“Look what I got Papa!”, we coached our 5 year old to say as we were on our way home. I had stopped by Tractor Supply and brought home Chickens. The chickens my Dad “DID NOT WANT”. We started small with 3 baby chicks, adding 5 more later on. 3 orpingtons, 2 rhode islands, 2 new hampshires and 1 golden comet. I don’t remember most of their names. The one whose name I did know, lovingly referred to as “Fabio Mr. Pickle Pants” recently vanished without a trace, so it might be best the others remain nameless. We had no idea what we were doing, honestly. We bought some books and read up, keeping them indoors and under a heat lamp for the first few months. I am so glad that stage is over and we have them in their chicken coop.
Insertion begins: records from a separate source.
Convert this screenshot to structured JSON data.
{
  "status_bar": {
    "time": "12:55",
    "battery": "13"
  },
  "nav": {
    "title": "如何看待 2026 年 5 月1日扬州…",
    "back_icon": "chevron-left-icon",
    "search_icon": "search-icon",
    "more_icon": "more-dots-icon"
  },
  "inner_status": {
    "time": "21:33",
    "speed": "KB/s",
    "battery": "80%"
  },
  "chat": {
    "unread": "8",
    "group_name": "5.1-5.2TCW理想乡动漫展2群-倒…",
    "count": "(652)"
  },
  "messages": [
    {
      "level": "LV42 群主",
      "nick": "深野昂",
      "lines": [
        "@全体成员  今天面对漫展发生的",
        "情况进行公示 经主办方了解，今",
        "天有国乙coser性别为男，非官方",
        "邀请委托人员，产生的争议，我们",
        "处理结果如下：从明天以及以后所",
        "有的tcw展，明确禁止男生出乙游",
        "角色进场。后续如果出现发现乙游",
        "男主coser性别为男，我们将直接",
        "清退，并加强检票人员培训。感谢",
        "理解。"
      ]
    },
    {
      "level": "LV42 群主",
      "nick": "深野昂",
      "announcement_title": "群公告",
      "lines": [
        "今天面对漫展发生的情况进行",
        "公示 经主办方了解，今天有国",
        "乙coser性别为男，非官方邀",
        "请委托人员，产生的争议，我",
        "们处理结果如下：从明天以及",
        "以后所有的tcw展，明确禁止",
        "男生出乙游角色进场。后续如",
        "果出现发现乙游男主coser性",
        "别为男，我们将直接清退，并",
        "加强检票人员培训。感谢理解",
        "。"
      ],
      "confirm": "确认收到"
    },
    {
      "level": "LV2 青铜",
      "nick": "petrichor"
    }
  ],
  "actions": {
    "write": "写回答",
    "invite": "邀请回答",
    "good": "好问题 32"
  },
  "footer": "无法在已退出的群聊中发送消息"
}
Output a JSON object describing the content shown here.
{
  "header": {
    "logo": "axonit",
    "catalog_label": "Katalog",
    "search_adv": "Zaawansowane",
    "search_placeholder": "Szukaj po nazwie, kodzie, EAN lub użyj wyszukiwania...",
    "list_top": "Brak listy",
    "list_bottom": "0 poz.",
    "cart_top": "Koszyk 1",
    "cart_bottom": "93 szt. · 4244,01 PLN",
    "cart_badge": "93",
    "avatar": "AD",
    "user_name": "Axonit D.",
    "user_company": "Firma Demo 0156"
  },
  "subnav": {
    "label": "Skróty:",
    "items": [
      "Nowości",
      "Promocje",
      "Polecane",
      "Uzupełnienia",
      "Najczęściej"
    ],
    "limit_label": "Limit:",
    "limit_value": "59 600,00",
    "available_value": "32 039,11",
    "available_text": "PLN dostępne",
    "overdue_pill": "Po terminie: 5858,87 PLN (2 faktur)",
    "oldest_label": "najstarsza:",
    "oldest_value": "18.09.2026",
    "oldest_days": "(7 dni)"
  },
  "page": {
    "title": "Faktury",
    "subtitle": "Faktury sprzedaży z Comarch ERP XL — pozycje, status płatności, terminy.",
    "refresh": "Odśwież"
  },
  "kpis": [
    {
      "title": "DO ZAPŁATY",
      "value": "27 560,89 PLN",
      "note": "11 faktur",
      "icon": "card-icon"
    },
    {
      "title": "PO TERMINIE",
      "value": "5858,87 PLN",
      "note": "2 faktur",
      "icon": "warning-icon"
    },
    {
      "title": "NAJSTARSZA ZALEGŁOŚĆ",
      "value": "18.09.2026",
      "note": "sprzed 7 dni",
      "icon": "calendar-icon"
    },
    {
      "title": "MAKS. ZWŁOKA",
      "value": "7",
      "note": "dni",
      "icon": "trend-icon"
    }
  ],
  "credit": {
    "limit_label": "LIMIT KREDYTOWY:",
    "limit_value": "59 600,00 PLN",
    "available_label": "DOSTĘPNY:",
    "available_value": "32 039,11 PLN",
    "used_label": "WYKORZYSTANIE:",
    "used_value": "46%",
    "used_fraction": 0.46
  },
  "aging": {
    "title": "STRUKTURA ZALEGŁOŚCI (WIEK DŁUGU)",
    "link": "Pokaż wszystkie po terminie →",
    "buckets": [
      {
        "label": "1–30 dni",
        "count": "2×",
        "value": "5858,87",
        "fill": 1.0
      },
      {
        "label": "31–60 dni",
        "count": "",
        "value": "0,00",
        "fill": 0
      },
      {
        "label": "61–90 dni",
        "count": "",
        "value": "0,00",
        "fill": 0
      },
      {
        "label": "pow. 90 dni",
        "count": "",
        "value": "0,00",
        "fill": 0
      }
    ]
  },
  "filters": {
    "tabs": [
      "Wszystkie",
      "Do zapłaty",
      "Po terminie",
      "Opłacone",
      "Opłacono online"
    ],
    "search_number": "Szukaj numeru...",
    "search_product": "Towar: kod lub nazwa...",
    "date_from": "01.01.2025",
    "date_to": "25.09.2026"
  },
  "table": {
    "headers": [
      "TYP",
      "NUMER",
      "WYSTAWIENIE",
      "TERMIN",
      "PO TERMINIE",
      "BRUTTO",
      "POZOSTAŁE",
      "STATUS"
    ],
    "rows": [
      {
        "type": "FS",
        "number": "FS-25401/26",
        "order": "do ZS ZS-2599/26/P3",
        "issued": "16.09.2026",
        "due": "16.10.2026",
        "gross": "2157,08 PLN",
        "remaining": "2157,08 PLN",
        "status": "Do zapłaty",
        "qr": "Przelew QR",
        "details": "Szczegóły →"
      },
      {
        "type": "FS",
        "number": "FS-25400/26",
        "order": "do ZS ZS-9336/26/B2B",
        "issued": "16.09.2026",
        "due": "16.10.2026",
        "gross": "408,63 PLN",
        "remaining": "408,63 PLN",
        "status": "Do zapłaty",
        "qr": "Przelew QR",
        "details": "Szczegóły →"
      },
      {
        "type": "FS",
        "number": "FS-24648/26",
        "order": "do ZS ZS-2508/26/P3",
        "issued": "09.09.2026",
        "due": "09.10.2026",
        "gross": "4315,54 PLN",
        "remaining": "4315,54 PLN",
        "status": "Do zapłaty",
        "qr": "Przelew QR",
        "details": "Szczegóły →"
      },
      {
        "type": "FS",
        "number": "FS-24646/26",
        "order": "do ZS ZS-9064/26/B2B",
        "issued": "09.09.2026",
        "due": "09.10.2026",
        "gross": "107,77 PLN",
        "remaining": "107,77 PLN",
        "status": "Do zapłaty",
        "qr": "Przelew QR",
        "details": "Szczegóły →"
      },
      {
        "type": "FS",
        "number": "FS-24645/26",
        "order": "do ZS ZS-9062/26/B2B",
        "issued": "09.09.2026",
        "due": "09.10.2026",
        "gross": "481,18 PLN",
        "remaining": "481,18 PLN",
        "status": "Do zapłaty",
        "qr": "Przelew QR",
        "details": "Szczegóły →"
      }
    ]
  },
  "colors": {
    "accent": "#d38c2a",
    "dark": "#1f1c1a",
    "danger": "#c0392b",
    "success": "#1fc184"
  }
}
We planned this from scratch, getting visual ideas from pinterest but really coming up with all the structural, functional ideas on our own. I don’t have dimensions on me, but I can tell you if you plan to build anything similar to this, it needs to be built where you plan to keep it. We had to move it a few feet back when we decided to make our run a little larger then we had originally planned and that was TOUGH. We still have some painting to do on the front of the run, but functionally its working and the chickens are loving their new living quarters. Especially since they are now free ranging everyday within our moveable electric fence. Originally they were allowed to free range but they began to wander too far away and into the neighbors yard (even though we live on 5 acres), so we decided it was best to allow them to free range…but with limits. Outside of it taking awhile to build, and the fact that we still have not put on the protective edging to keep little ones from getting caught on the metal roof, this was a fun project to complete and we are pretty happy with the way it turned out.
We were obviously rookies when it came to a chicken coop. We had been watching youtube and researching so we knew that chicken coops need really good ventilation. Our ventilation was an accident, but worked out perfectly. As you can tell in the picture our ventilation is the entire space on all four sides between the metal roof and the structure itself, protected heavily by chicken wire to prevent predators from getting in. We also built the nesting box out the back of the coop and screwed in a perch using a sturdy branch. As you can tell in the pictures, we decided to put down sticky tiles we got from home depot to make clean up easier. Since then we have discovered an even easier way to clean the coop is to cut up and fit to size a tarp. When we want to clean it we just remove and dump. We have added an automatic waterer since the photos were taken and a run as well.